At the beginning of this and every Advent season John the Baptist voices God’s call to repent. We probably listen. We may examine our lives. Possibly we even resolve to modify the way we approach the birth of the Christ Child.
But the repentance we are called to is far more deep seated than is usually brought to light by a positive response to the Baptist’s call. It is a repentance that is particularly well fitted to this season when our desire for justice and peace are aroused.
In 1863 the US Civil War was raging. The Battle of Gettysburg had been fought early in the summer of that year; but the war continued, and tens of thousands would still die in the battles yet to be fought. Henry Wadsworth Longfellow was an American poet living during those years; and, towards the end of 1863, he wrote a poem which would endure through decades of Christmases to come. Soon after he wrote it, it was put into song.
I heard the bells on Christmas Day
Their old familiar carols play;
And mild and sweet their songs repeat
Of peace on earth good will to men.
And in despair I bowed my head,
There is no peace on earth I said;
For hate is strong and mocks the song
Of peace on earth, good will to men.
Then rang the bells more loud and deep:
God is not dead, nor doth He sleep!

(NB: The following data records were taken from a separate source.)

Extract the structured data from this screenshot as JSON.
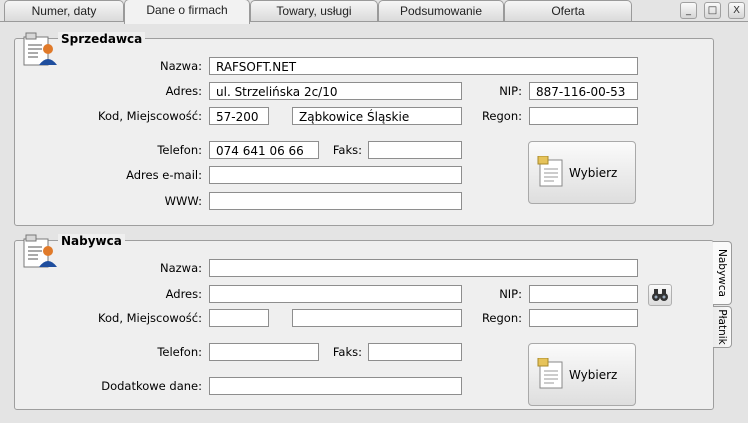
{
  "tabs": [
    "Numer, daty",
    "Dane o firmach",
    "Towary, usługi",
    "Podsumowanie",
    "Oferta"
  ],
  "active_tab": "Dane o firmach",
  "window_controls": {
    "minimize": "_",
    "restore": "□",
    "close": "X"
  },
  "seller": {
    "title": "Sprzedawca",
    "labels": {
      "name": "Nazwa:",
      "address": "Adres:",
      "nip": "NIP:",
      "postal_city": "Kod, Miejscowość:",
      "regon": "Regon:",
      "phone": "Telefon:",
      "fax": "Faks:",
      "email": "Adres e-mail:",
      "www": "WWW:"
    },
    "values": {
      "name": "RAFSOFT.NET",
      "address": "ul. Strzelińska 2c/10",
      "nip": "887-116-00-53",
      "postal_code": "57-200",
      "city": "Ząbkowice Śląskie",
      "regon": "",
      "phone": "074 641 06 66",
      "fax": "",
      "email": "",
      "www": ""
    },
    "select_button": "Wybierz"
  },
  "buyer": {
    "title": "Nabywca",
    "labels": {
      "name": "Nazwa:",
      "address": "Adres:",
      "nip": "NIP:",
      "postal_city": "Kod, Miejscowość:",
      "regon": "Regon:",
      "phone": "Telefon:",
      "fax": "Faks:",
      "extra": "Dodatkowe dane:"
    },
    "values": {
      "name": "",
      "address": "",
      "nip": "",
      "postal_code": "",
      "city": "",
      "regon": "",
      "phone": "",
      "fax": "",
      "extra": ""
    },
    "select_button": "Wybierz"
  },
  "side_tabs": [
    "Nabywca",
    "Płatnik"
  ]
}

The wrong shall fail, the right prevail
With peace on earth, good will to men.
I have no idea how many skirmishes and battles and wars have been fought around the world since a disheartened Longfellow wrote his poem. Certainly there have been many; and the battlefield deaths number in the millions. In the end however, as his poem suggests, it would seem that our poet would cling doggedly to the hope we all have, the hope that the wrong shall fail and the right will prevail with peace on earth and good will to men.
Longfellow’s hope is an ancient one. The Psalmist anticipated our poet by centuries, though his hope is expressed in a more untroubled and relaxed conviction.
The mountains shall yield peace for the people,
and the hills justice.
Justice shall flower in his days,
and profound peace, till the moon be no more.
Both men found the presence and participation of God to be a necessity in the realization of justice and peace. Such does not seem to be the case today. As far back as the early 1900’s President Woodrow Wilson was convinced that a League of Nations would ensure the realization of justice and peace among the nations of Europe. Two short decades later England’s Prime Minister would declare “Peace for our time.” The initial movement of German troops, which set WW II into play, came less than a year after Prime Minister Chamberlain’s declaration. It would appear that Hitler had been quite agreeable to peace; he just spelled it differently and applied it to Czechoslovakia and Poland. He wanted a piece of each country; nothing else would do. Wars of all types — military, economic and cultural — have been fought over different ideas of what is just, and conflicting ideas of what is a proper or meaningful peace. History suggests some painful lessons in these matters.
At the beginning of this and every Advent season John the Baptist voices God’s call to repent. We probably listen. We may examine our lives. Possibly we even resolve to modify the way we approach the birth of the Christ Child. But the repentance we are called to is far more deep seated than is usually brought to light by a positive response to the Baptist’s call. It is a repentance that is particularly well fitted to this season when our desire for justice and peace are aroused.
Justice in our human world is ephemeral.
Peace in our human world is a fantasy.
These statements are true, not because peace and justice cannot really exist, but because they are only possible in the context of a love that is of God. Justice and peace which come from the human spirit alone are always compromised by human weaknesses, self interest and our individual distortions of reality. And the result is always a more or less approximation of the only true justice and peace which are possible. We can admire those who work for justice and peace and still understand that, as long as their work is born only of human empathy and conviction, it is but dust, blowing in the wind.
Repent! For, in the end, it appears futile to anxiously pursue justice and peace without first pursuing God. Justice and peace will come only when people put on the mind of Christ and welcome the peace only God can bring.